▶ _Problem requirements_:
Exact copies of all the entries below are expected in the answer.

(Entries from a dataset of interfaces)

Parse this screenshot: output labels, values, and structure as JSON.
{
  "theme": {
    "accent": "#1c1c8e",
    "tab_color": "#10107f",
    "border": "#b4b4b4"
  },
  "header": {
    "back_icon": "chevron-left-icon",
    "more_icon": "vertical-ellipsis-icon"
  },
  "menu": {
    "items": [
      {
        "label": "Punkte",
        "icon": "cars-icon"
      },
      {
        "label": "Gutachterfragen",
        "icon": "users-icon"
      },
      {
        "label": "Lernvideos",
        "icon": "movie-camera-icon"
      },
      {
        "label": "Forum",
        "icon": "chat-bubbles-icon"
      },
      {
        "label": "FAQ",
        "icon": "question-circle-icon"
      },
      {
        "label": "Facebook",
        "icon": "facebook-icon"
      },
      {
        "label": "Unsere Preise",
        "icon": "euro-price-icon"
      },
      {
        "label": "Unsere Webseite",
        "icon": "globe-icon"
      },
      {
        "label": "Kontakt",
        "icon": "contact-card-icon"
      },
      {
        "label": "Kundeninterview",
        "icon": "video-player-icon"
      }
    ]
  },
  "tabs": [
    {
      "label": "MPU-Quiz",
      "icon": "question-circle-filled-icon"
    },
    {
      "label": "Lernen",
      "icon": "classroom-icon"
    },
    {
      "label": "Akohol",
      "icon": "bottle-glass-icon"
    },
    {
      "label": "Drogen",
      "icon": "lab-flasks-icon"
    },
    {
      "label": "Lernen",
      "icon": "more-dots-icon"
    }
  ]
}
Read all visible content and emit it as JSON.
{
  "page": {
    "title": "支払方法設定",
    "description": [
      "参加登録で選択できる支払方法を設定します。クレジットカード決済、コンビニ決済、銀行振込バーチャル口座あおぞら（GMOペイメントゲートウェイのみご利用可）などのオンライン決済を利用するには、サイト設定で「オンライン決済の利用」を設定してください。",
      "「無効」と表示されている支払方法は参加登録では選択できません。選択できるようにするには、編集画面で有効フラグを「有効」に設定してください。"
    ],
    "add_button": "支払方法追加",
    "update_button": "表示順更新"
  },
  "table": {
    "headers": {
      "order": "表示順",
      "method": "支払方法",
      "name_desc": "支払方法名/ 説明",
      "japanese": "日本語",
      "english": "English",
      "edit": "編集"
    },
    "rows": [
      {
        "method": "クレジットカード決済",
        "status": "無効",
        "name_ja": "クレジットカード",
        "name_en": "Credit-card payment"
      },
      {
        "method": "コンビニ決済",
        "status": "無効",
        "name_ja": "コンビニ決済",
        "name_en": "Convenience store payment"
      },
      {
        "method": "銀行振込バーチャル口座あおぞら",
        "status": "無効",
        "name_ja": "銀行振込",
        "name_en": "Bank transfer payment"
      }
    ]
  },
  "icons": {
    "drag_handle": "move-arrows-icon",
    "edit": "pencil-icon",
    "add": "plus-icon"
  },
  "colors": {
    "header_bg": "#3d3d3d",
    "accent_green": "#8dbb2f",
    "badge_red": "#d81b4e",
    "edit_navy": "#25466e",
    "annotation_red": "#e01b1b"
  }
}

▶ _Exercise output_:
Parse this screenshot: output labels, values, and structure as JSON.
{
  "theme": {
    "accent": "#1c1c8e",
    "tab_color": "#10107f",
    "border": "#b4b4b4"
  },
  "header": {
    "back_icon": "chevron-left-icon",
    "more_icon": "vertical-ellipsis-icon"
  },
  "menu": {
    "items": [
      {
        "label": "Punkte",
        "icon": "cars-icon"
      },
      {
        "label": "Gutachterfragen",
        "icon": "users-icon"
      },
      {
        "label": "Lernvideos",
        "icon": "movie-camera-icon"
      },
      {
        "label": "Forum",
        "icon": "chat-bubbles-icon"
      },
      {
        "label": "FAQ",
        "icon": "question-circle-icon"
      },
      {
        "label": "Facebook",
        "icon": "facebook-icon"
      },
      {
        "label": "Unsere Preise",
        "icon": "euro-price-icon"
      },
      {
        "label": "Unsere Webseite",
        "icon": "globe-icon"
      },
      {
        "label": "Kontakt",
        "icon": "contact-card-icon"
      },
      {
        "label": "Kundeninterview",
        "icon": "video-player-icon"
      }
    ]
  },
  "tabs": [
    {
      "label": "MPU-Quiz",
      "icon": "question-circle-filled-icon"
    },
    {
      "label": "Lernen",
      "icon": "classroom-icon"
    },
    {
      "label": "Akohol",
      "icon": "bottle-glass-icon"
    },
    {
      "label": "Drogen",
      "icon": "lab-flasks-icon"
    },
    {
      "label": "Lernen",
      "icon": "more-dots-icon"
    }
  ]
}
Read all visible content and emit it as JSON.
{
  "page": {
    "title": "支払方法設定",
    "description": [
      "参加登録で選択できる支払方法を設定します。クレジットカード決済、コンビニ決済、銀行振込バーチャル口座あおぞら（GMOペイメントゲートウェイのみご利用可）などのオンライン決済を利用するには、サイト設定で「オンライン決済の利用」を設定してください。",
      "「無効」と表示されている支払方法は参加登録では選択できません。選択できるようにするには、編集画面で有効フラグを「有効」に設定してください。"
    ],
    "add_button": "支払方法追加",
    "update_button": "表示順更新"
  },
  "table": {
    "headers": {
      "order": "表示順",
      "method": "支払方法",
      "name_desc": "支払方法名/ 説明",
      "japanese": "日本語",
      "english": "English",
      "edit": "編集"
    },
    "rows": [
      {
        "method": "クレジットカード決済",
        "status": "無効",
        "name_ja": "クレジットカード",
        "name_en": "Credit-card payment"
      },
      {
        "method": "コンビニ決済",
        "status": "無効",
        "name_ja": "コンビニ決済",
        "name_en": "Convenience store payment"
      },
      {
        "method": "銀行振込バーチャル口座あおぞら",
        "status": "無効",
        "name_ja": "銀行振込",
        "name_en": "Bank transfer payment"
      }
    ]
  },
  "icons": {
    "drag_handle": "move-arrows-icon",
    "edit": "pencil-icon",
    "add": "plus-icon"
  },
  "colors": {
    "header_bg": "#3d3d3d",
    "accent_green": "#8dbb2f",
    "badge_red": "#d81b4e",
    "edit_navy": "#25466e",
    "annotation_red": "#e01b1b"
  }
}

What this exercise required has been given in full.